Your goal:
The material below must be output exactly, line for line.

Dataset excerpts:
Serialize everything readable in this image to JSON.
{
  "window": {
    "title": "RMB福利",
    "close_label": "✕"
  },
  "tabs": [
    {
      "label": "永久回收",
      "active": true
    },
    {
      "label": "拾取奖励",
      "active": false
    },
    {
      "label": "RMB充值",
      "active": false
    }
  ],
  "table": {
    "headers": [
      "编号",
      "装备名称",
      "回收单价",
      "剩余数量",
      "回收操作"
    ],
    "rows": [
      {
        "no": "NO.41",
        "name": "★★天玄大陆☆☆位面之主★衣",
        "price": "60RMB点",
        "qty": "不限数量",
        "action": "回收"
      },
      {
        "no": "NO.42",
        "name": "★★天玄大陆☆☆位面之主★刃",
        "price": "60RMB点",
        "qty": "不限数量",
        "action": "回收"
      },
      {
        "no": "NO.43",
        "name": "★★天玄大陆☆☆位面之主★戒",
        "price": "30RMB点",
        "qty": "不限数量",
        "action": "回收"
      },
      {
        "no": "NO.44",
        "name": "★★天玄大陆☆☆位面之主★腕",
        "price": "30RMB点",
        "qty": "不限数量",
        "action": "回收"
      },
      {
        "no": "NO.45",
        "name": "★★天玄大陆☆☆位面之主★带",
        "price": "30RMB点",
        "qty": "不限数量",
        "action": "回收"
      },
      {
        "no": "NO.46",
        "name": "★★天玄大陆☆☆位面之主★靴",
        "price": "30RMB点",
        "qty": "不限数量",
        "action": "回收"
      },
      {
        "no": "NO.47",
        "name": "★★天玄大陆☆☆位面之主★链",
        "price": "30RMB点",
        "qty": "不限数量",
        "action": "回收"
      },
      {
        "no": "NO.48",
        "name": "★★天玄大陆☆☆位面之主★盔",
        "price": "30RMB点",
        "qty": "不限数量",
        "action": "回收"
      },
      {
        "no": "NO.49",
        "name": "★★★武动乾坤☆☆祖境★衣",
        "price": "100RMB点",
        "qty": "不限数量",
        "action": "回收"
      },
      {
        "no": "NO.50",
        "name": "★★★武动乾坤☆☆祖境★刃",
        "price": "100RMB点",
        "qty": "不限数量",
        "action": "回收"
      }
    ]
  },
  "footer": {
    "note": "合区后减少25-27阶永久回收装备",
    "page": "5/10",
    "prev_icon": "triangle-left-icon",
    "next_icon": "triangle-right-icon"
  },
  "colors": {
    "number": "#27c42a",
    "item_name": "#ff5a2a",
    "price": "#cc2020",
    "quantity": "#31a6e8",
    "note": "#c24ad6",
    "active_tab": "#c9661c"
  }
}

Answer space:
Serialize everything readable in this image to JSON.
{
  "window": {
    "title": "RMB福利",
    "close_label": "✕"
  },
  "tabs": [
    {
      "label": "永久回收",
      "active": true
    },
    {
      "label": "拾取奖励",
      "active": false
    },
    {
      "label": "RMB充值",
      "active": false
    }
  ],
  "table": {
    "headers": [
      "编号",
      "装备名称",
      "回收单价",
      "剩余数量",
      "回收操作"
    ],
    "rows": [
      {
        "no": "NO.41",
        "name": "★★天玄大陆☆☆位面之主★衣",
        "price": "60RMB点",
        "qty": "不限数量",
        "action": "回收"
      },
      {
        "no": "NO.42",
        "name": "★★天玄大陆☆☆位面之主★刃",
        "price": "60RMB点",
        "qty": "不限数量",
        "action": "回收"
      },
      {
        "no": "NO.43",
        "name": "★★天玄大陆☆☆位面之主★戒",
        "price": "30RMB点",
        "qty": "不限数量",
        "action": "回收"
      },
      {
        "no": "NO.44",
        "name": "★★天玄大陆☆☆位面之主★腕",
        "price": "30RMB点",
        "qty": "不限数量",
        "action": "回收"
      },
      {
        "no": "NO.45",
        "name": "★★天玄大陆☆☆位面之主★带",
        "price": "30RMB点",
        "qty": "不限数量",
        "action": "回收"
      },
      {
        "no": "NO.46",
        "name": "★★天玄大陆☆☆位面之主★靴",
        "price": "30RMB点",
        "qty": "不限数量",
        "action": "回收"
      },
      {
        "no": "NO.47",
        "name": "★★天玄大陆☆☆位面之主★链",
        "price": "30RMB点",
        "qty": "不限数量",
        "action": "回收"
      },
      {
        "no": "NO.48",
        "name": "★★天玄大陆☆☆位面之主★盔",
        "price": "30RMB点",
        "qty": "不限数量",
        "action": "回收"
      },
      {
        "no": "NO.49",
        "name": "★★★武动乾坤☆☆祖境★衣",
        "price": "100RMB点",
        "qty": "不限数量",
        "action": "回收"
      },
      {
        "no": "NO.50",
        "name": "★★★武动乾坤☆☆祖境★刃",
        "price": "100RMB点",
        "qty": "不限数量",
        "action": "回收"
      }
    ]
  },
  "footer": {
    "note": "合区后减少25-27阶永久回收装备",
    "page": "5/10",
    "prev_icon": "triangle-left-icon",
    "next_icon": "triangle-right-icon"
  },
  "colors": {
    "number": "#27c42a",
    "item_name": "#ff5a2a",
    "price": "#cc2020",
    "quantity": "#31a6e8",
    "note": "#c24ad6",
    "active_tab": "#c9661c"
  }
}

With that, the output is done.